Each year, La Clusaz hosts a moonlit walk through town (la balade au clair du lune in French) when the moon is full and bright in the sky. All the street lights are turned off, but the town is still lit by more than the moon. Candles flicker on the ground, in trees, and on window sills along the main streets which are blocked to cars and full of pedestrians and entertainers.
This year’s theme was light. I guess it would be a bit boring without any additional lighting to view the entertainment by, so the entertainment itself was illuminated. Pictured above is one of the acts that got friendly with the tourists. I love the smile on the drummer’s face as he tries to get a member of the public dancing. Their light came from the giant illuminated cones around them. This was the extremely upbeat band compared with the one I’d seen marching down the street ten minutes earlier: they sounded like a funeral procession from New Orleans.
Meanwhile, pictured on the right are two illuminated angel people on stilts, along with a juggler and a non-stilted illuminated angel person to keep them company. They were really magical to watch as they floated and wobbled carefully along the roads, sometimes backwards. The juggler had green illuminated pins which was probably a good thing, or nobody would have noticed him juggling. All the kids were fixated on the white lights.

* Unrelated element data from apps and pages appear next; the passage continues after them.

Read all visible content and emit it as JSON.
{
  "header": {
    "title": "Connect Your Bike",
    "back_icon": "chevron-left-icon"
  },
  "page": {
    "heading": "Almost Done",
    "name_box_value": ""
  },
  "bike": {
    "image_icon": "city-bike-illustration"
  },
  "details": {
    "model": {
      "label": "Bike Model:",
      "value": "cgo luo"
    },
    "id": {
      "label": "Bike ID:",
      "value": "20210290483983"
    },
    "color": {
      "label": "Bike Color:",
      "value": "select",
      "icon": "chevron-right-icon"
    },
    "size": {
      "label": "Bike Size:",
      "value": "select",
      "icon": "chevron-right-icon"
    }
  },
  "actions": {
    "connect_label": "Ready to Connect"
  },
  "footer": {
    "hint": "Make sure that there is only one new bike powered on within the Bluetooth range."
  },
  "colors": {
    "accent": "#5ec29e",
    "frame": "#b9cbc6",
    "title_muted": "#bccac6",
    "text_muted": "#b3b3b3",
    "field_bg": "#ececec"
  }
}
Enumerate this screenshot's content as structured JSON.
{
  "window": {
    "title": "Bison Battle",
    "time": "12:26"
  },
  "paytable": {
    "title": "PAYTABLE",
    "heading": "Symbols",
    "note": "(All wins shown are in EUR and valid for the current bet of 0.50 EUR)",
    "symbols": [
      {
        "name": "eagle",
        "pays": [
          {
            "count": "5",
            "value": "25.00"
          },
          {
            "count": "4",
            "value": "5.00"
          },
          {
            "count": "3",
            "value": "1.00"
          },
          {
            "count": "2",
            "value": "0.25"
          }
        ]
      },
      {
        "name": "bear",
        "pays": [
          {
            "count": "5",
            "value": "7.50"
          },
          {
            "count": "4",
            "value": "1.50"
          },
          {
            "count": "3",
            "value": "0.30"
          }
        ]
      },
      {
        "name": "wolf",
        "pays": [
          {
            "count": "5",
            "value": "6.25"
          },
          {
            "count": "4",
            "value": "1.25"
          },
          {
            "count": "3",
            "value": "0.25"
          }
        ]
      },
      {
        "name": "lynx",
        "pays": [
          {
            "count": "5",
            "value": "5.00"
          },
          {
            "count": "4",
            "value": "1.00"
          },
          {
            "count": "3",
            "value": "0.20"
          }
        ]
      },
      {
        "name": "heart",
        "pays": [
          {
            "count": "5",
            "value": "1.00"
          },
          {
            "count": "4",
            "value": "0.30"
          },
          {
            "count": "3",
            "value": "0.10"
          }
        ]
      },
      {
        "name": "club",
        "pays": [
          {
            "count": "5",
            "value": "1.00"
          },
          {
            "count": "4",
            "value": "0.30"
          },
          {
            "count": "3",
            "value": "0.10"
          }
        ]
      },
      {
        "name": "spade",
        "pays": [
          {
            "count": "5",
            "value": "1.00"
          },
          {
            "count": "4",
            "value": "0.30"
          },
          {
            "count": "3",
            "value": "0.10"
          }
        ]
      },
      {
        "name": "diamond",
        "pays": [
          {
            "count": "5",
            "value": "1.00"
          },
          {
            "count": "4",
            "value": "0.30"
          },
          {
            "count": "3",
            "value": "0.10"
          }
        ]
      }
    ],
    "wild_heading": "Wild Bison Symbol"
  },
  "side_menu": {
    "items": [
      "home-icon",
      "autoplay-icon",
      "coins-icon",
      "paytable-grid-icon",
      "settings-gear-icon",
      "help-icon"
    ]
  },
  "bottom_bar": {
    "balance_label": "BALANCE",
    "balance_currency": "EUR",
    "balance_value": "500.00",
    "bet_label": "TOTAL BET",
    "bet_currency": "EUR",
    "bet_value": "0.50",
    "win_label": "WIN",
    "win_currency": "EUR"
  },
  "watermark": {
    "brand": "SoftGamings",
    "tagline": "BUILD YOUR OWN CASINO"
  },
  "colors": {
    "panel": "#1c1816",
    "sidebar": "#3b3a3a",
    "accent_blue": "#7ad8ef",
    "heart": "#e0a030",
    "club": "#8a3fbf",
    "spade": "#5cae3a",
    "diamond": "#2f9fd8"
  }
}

The kids were also fixated on the big screen that took temporary silhouette photos of anyone standing in front of it. My friends and I tried to get in there to do YMCA with our arms, but the kids kept us back. When I finally muscled my way to the screen, strangers joined me before my friends could (reluctantly) make it, so I did a C by myself while the kids around me smiled as part of their poses, which was as pointless as my C without the Y, M and A since silhouettes don’t show smiles.
The giant inflatable angel, pictured, floated silently over people’s heads through town. It risked being popped as the two blokes driving it tried to get it under an arch of decorative street lights (unlit) and got it wedged between the arch and a neighbouring street light (turned off as well — no wonder they ran into it). Moments earlier, it had been floating up and down ‘watching’ a two-piece band playing something folky. By the time it made it under the street lights, everybody watching the band had turned their attention to the floating angel, breaking out in applause, mid-song, when the angel made it under the lights without popping. The band seemed less than impressed and I reckon they would have popped the inflatable angel with one of their instruments had it been close enough to try.